“Congress was riveted; journalists were riveted. Was America? Did it watch? We’ll find out the ratings and in time get a sense of what people felt was worth absorbing. Did the proceedings have the power to break through as anything other than a partisan effort? I don’t know, but I suspect so. In the pandemic people are glued to their screens. Nothing they saw—nothing—would make them admire Mr. Trump more.”
New York Times: “As top Democrats continued to push a $1.9 trillion economic aid package through the House, some lawmakers and aides to President Biden raised the prospect of borrowing even more money to finance the president’s next set of spending plans, on infrastructure, buoyed by new projections that showed the nation’s fiscal picture was not as dire as officials feared in the fall.”

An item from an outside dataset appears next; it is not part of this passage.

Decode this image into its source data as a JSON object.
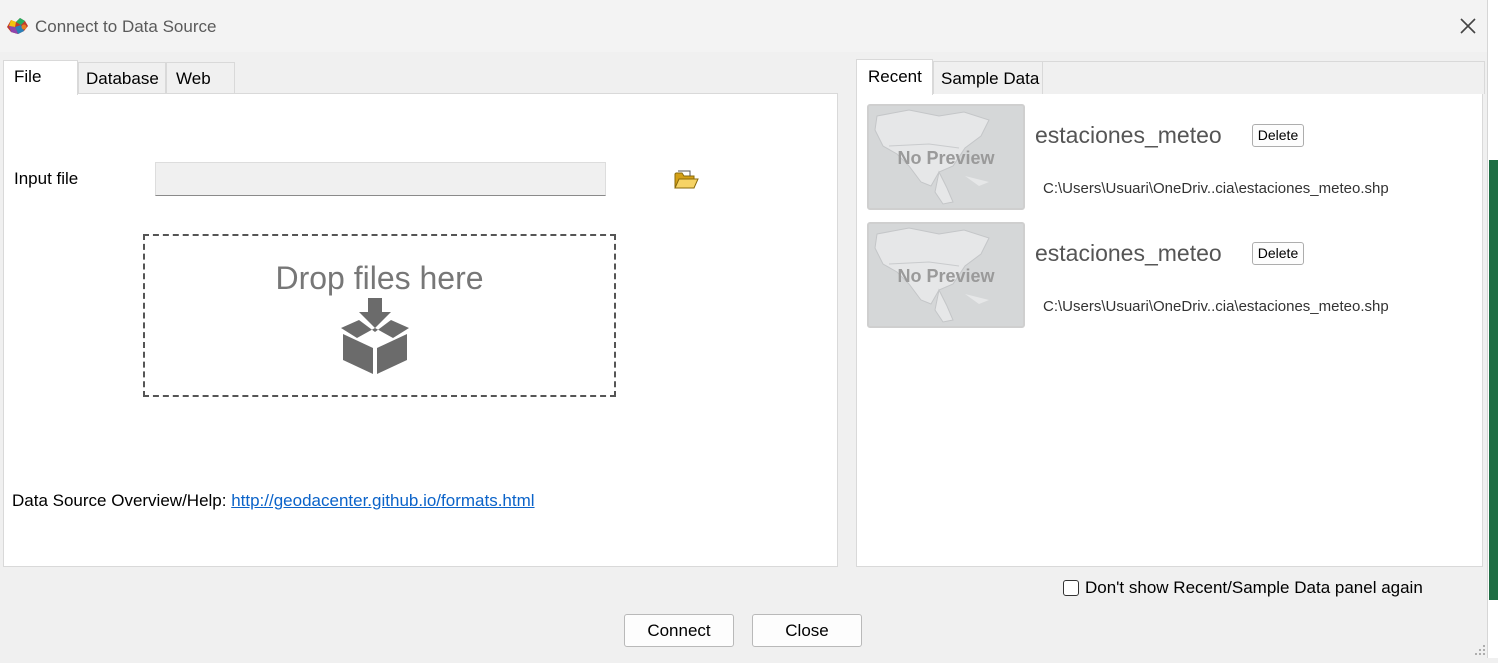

A key line on the administration’s thinking on infrastructure: “Mr. Biden proposed tax increases to pay for those plans during the campaign, but in recent days, some of his economic aides have hinted privately that some or all of the infrastructure package could be deficit financed.”
Politico: “Over the past month, the U.S. Chamber of Commerce has taken a series of steps that have enraged its traditional Republican allies. It applauded much of President Joe Biden’s $1.9 trillion plan to Covid relief bill; cheered Biden’s decision to rejoin the Paris climate agreement; backed the former leader of the liberal Center of American Progress, Neera Tanden, for Office of Management and Budget director; and expressed openness to raising the minimum wage, though not to $15 an hour.”
“That’s left the Chamber, a K Street institution known for its bruising battles with past Democratic administrations, occupying an increasingly lonely political center, caught between angry Republicans who feel the trade group has abandoned them and Democrats who are pursuing policies anathema to many of their members.
Sen. Kyrsten Sinema (D-AZ) told Politico that she does not support using the Covid-19 relief bill to increase the federal minimum wage.
Said Sinema: “What’s important is whether or not it’s directly related to short-term Covid relief. And if it’s not, then I am not going to support it in this legislation. The minimum wage provision is not appropriate for the reconciliation process. It is not a budget item. And it shouldn’t be in there.”
Twitter CFO Ned Segal was asked on CNBC whether Donald Trump could ever turn to the platform in the scenario that he returns to the White House in four years. The answer was an unequivocal no: “The way our policies work—when you’re removed from the platform, you’re removed from the platform.”
The Atlantic: “Soon after the November election, a business colleague of Donald Trump’s close ally Corey Lewandowski offered a whistleblower and convicted ex-banker an expensive deal: In exchange for a $300,000 fee up front—plus another $1 million if successful—the two men would push the then-president for a pardon.”